We continue to assign a 70% chance of a U.S. or Canadian recession by the end of 2023, with an even higher risk in Europe and the U.K. It is worth highlighting a few recent inflation signals.
The U.S. 2-year to 10-year spread has long been inverted, and now the inflation-adjusted spread has also inverted (see next chart). It is not classically used to gauge recessions, but arguably carries more informational value than usual right now. It helps to strip away distortions that might arise from the expectation embedded within nominal yields that inflation eases over time.
Real yield curve inverted after reaching multi-year high
As of 08/22/22. Source: Bloomberg, RBC GAM
Meanwhile, another classic recession signal – the slope of the 3-month yield to the 10-year yield – is now very close to inversion. In fact, it is probably just a matter of weeks as the Federal Reserve raises rates, which ratchets the 3-month yield higher over time.
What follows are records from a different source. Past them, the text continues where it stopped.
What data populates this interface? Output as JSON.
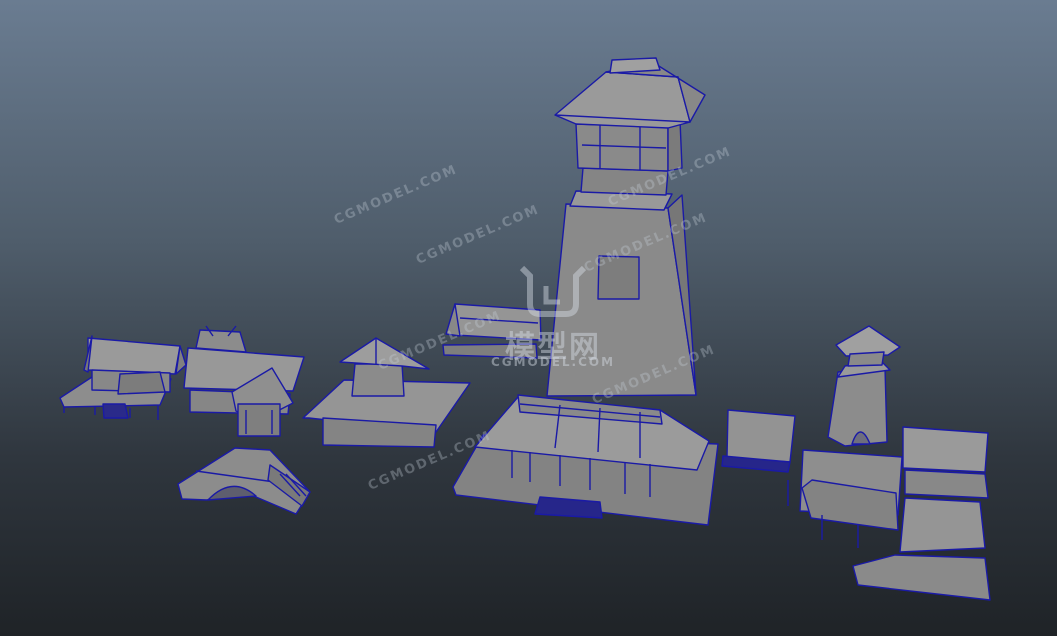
{
  "viewport": {
    "background_top": "#6a7c91",
    "background_bottom": "#1f2327",
    "wireframe_color": "#1a1aa6",
    "face_color": "#8e8e8e"
  },
  "watermark": {
    "brand_cn": "模型网",
    "brand_en": "CGMODEL.COM",
    "repeated_text": [
      "CGMODEL.COM",
      "CGMODEL.COM",
      "CGMODEL.COM",
      "CGMODEL.COM",
      "CGMODEL.COM",
      "CGMODEL.COM",
      "CGMODEL.COM"
    ]
  },
  "models": [
    "stilt-house",
    "shrine-house",
    "arch-bridge",
    "pagoda-house",
    "small-shed",
    "watch-tower",
    "main-hall",
    "small-box-house",
    "round-lookout-tower",
    "courtyard-complex"
  ]
}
Whereas the 2-10 curve inversion tends to lead the recession by 18 months and the peak in the S&P 500 by 15 months, the 3m-10 curve inversion tends to happen closer to those events (11 months and 10 months ahead, respectively). It should be conceded that, in our own minds, a recession is likely to happen sooner than that and the S&P 500 peak has probably already passed.
Even though jobless claims have recently edged back downward in recent weeks, it caught our attention that the rise in jobless claims from trough to recent peak was – barely – enough to trigger another historical recession signal (see next chart). The fact that jobless claims have since retreated doesn’t invalidate the signal, as per the experience in the early 1990s and the early 2000s. One curious thing is that, historically, the rise in jobless claims happened well into the recession, whereas this time the recession is still merely anticipated.
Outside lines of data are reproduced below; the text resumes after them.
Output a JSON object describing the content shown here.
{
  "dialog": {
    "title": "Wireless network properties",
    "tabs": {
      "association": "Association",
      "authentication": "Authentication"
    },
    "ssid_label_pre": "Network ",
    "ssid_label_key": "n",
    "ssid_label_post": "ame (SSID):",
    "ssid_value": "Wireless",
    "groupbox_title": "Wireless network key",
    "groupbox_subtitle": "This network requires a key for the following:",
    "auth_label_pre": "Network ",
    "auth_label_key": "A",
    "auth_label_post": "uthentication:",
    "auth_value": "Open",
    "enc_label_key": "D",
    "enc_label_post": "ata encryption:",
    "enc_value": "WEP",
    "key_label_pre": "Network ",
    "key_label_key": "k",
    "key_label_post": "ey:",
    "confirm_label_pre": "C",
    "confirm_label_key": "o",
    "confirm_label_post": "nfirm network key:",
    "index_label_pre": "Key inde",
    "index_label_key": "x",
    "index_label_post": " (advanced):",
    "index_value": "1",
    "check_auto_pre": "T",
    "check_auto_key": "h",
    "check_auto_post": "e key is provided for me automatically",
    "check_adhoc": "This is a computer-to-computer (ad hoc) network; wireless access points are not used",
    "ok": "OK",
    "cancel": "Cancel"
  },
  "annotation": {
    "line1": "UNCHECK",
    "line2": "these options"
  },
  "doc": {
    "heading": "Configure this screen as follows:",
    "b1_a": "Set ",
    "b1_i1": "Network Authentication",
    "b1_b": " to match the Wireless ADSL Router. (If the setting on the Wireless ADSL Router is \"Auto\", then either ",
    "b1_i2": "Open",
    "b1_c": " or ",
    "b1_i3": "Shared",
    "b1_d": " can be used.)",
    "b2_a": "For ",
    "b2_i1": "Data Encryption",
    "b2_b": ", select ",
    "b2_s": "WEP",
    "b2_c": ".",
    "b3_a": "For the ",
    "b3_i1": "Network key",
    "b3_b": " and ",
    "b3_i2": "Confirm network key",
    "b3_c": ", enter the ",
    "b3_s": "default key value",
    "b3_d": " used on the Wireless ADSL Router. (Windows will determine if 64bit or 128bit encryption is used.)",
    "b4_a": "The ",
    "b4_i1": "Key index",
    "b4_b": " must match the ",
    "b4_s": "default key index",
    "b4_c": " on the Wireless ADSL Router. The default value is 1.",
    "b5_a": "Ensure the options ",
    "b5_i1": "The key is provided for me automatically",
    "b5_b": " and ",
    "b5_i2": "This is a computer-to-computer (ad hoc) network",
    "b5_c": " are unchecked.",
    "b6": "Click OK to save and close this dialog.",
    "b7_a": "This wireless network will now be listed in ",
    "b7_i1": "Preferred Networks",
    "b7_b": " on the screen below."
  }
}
Rising U.S. initial unemployment claims are signalling recession
As of week of August 15 2022 (week 33). Source: U.S. Department of Labor, Macrobond, RBC GAM
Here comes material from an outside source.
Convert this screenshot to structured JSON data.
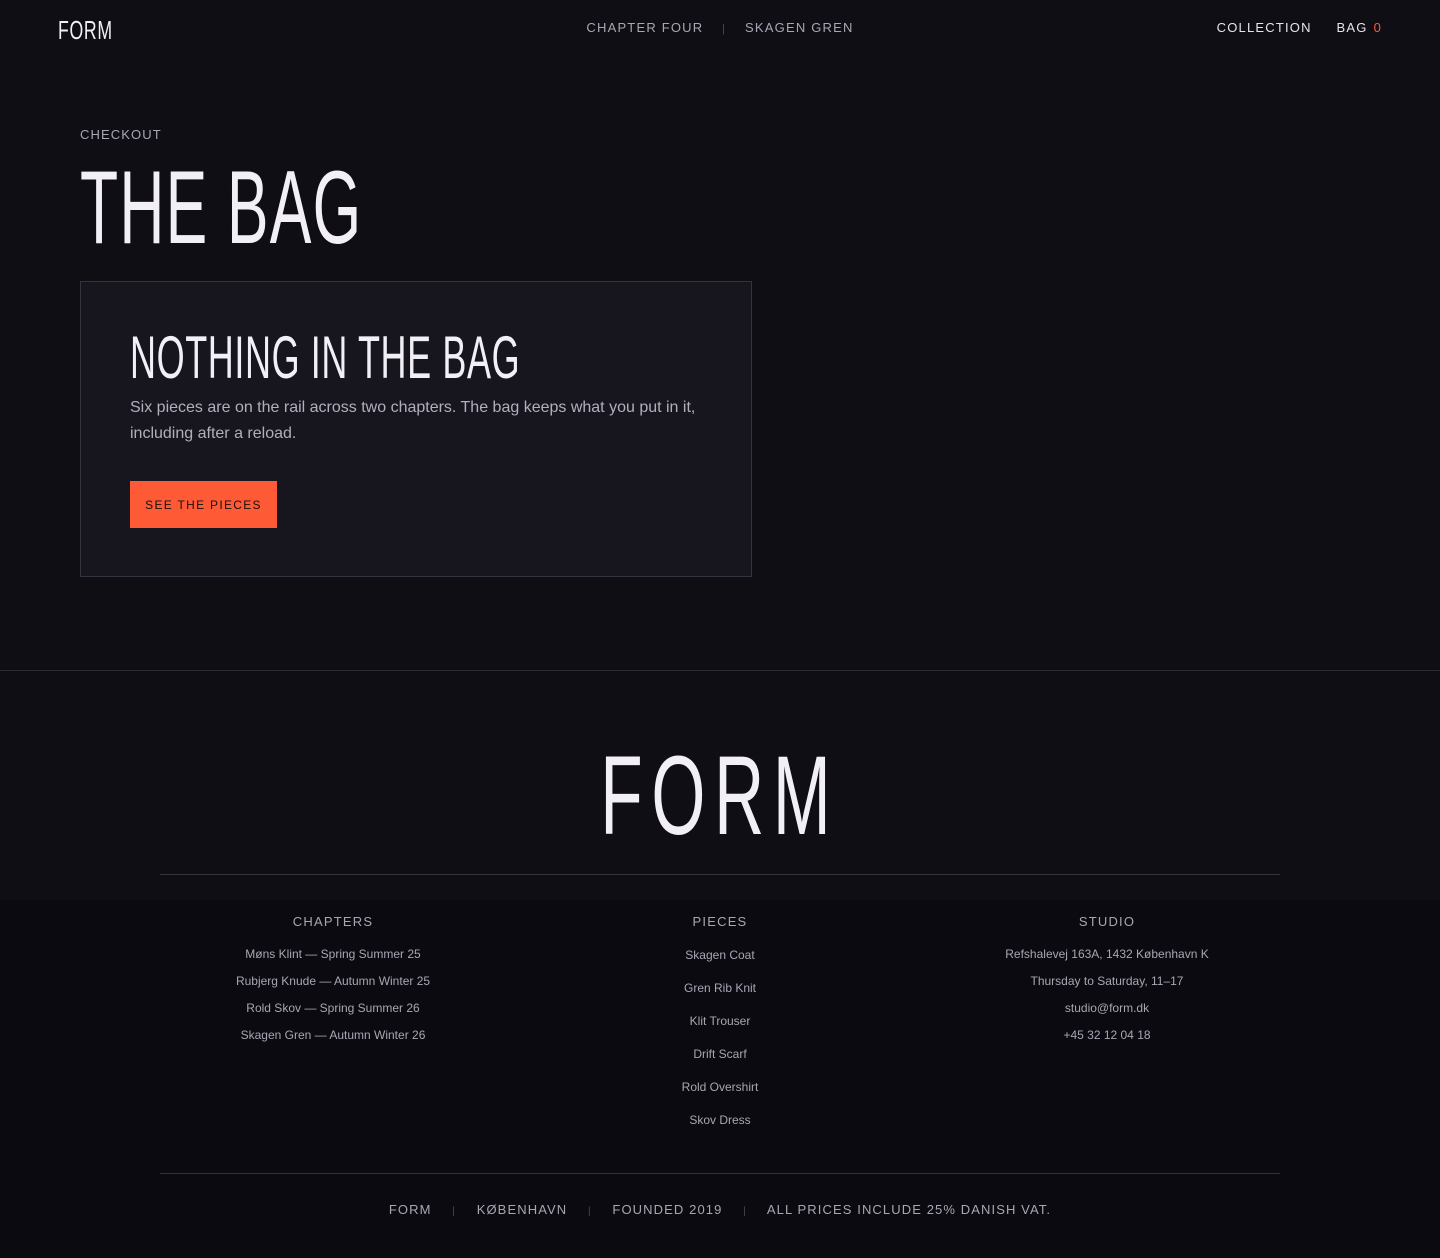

On a related note, we stick with the view that a Canadian recession should be worse than in the U.S. Indeed, we recently ran an interest rate hike scenario through our large-scale econometric model and found that, as expected, the Canadian economy and housing market are more rate-sensitive than in the U.S.
Monetary tightening continues
Aggressive monetary tightening continues. The Bank of Canada raised rates by another 75 basis points; the European Central Bank hiked by 75 basis points; the Reserve Bank of Australia raised rates by 50 basis points; and the U.S. Federal Reserve is expected to raise the fed funds rate by 75 basis points on September 21.
The Canadian rate decision highlighted two important themes.
- The Bank of Canada refused to celebrate despite weaker inflation in July. The weakness was identified as being the mere result of lower gas prices, with inflation breadth described as continuing to expand. This is factual, though one could simultaneously argue that August inflation is likely to be muted and that certain key inflation drivers are turning. But, for central banks, the importance of reclaiming their inflation-fighting credentials is such that they cannot afford to flag or claim even a smidgen of success until total victory over inflation is assured. As such, central banks remain likely to err on the side of tightening too much rather than too little.
- The Bank of Canada has certainly not reached peak interest rates, but it has probably passed the point of peak tightening. The first derivative has turned. The central bank tightened by 100 basis points in July and by 75 basis points in September. More muted language about future actions has convinced markets to price a 50 basis point rate increase for October, followed by a 25 basis point hike for December. This is a steady deceleration, conceivably landing at a 4.00% peak policy rate to ring in the New Year.
Markets expect a similar peak policy rate of about 4% in the U.S. (see next chart).
Expected peak fed funds rate has increased sharply
As of 08/30/22. Source: Bloomberg, RBC GAM
-With contributions from Vivien Lee, Vanessa Adams and Aaron Ma